Protests and counter-protests are a natural part of American politics, and normally that’s not a problem. When protests are peaceful, individuals are able to get their message out without doing harm; but when they become sites of violence, we take notice–in a bad way. A rally and counter-protest in Sacramento, California in the last weekend of June was one such site.

The rally was held, legally, by a local neo-Nazi group, which aimed to recruit young members. A counter-protest was organized and the two groups ended up clashing, with some ten people being taken to the hospital. That Americans would stand up to neo-Nazis is a relief to many, considering how emboldened white-supremacist groups of all stripes have become as Donald Trump continues to spout right-wing, hate-fueled rhetoric.

In the past, that might have been the end of the story, but not today. A tactic known as “doxxing,” wherein somebody’s personal information is leaked on the internet so people can harm them, is being used against one of the counter-protestors. One of the protest organizers works at a middle school in the Berkeley Unified School District, and since this information came to light, neo-Nazis have been barraging the district with emails demanding that she be fired.

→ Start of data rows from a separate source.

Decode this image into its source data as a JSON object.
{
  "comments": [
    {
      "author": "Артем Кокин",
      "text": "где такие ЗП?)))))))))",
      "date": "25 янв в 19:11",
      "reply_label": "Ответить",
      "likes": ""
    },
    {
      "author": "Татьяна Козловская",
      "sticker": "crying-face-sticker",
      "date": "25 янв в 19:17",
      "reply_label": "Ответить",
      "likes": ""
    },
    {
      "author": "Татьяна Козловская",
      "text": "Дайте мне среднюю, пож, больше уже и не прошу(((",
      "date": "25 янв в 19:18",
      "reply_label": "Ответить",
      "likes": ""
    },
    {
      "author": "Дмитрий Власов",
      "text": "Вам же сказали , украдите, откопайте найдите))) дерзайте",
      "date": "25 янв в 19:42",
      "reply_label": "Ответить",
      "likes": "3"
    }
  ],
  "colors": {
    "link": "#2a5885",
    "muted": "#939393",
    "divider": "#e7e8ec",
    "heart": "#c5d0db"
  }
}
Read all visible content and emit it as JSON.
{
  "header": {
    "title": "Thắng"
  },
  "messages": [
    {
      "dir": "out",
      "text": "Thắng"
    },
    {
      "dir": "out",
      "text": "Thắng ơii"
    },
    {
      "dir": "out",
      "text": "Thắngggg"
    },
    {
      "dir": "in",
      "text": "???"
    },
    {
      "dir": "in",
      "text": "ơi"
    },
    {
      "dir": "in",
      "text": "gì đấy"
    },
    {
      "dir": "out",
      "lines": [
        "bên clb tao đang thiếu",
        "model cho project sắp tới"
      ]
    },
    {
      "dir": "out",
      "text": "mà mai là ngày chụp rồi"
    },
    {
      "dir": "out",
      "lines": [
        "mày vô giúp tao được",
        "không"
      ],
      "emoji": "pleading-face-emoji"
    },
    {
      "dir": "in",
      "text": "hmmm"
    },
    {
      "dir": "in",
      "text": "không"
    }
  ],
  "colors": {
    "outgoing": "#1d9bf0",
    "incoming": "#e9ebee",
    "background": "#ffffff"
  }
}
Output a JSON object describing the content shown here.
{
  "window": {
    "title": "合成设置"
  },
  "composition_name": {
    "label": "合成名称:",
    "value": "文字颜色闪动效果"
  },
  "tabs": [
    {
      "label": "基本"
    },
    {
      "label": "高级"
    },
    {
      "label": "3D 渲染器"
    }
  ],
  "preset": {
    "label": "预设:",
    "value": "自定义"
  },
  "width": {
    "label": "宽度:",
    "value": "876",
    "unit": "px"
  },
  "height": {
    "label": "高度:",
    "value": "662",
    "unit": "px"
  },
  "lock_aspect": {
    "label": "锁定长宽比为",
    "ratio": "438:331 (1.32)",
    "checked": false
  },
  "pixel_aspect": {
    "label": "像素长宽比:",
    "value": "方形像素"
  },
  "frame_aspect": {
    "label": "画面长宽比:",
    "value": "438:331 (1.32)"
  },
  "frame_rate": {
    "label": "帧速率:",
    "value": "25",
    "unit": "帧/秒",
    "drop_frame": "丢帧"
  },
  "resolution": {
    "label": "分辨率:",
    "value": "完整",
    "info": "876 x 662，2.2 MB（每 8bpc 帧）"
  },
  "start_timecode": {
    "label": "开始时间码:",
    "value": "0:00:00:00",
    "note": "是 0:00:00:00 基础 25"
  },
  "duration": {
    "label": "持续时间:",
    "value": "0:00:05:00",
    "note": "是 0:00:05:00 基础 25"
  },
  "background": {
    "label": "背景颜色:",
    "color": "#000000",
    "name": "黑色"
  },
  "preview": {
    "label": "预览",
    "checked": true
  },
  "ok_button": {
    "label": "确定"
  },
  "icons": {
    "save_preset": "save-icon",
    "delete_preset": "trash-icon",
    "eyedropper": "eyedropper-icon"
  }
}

One anonymous email went so far as to threaten harm to students at the school if the teacher wasn’t fired. Neo-Nazis threatening to harm innocent children if a woman who stood up to them isn’t fired for doing so is, in no uncertain terms, terrorism.

While the school has shown no indication that they will fire the teacher, and local police are taking the situation very seriously, these recent events bring to light just how dangerous–and hostile–the current political climate has become. The racist demagoguery of someone like Trump has a real impact on the world around them, whether we want to admit it or not.


Martin Ackerman is a freelance writer and current editor originally from Staten Island, NY. His university schooling focused on English education and Japanese. He has a (not so secret) passion for art history and political science. When he isn't writing or editing you can find him at sci-tech conventions, building the latest LEGO city or pampering his cat, Tea. You can follow him on Twitter @MarMackerman.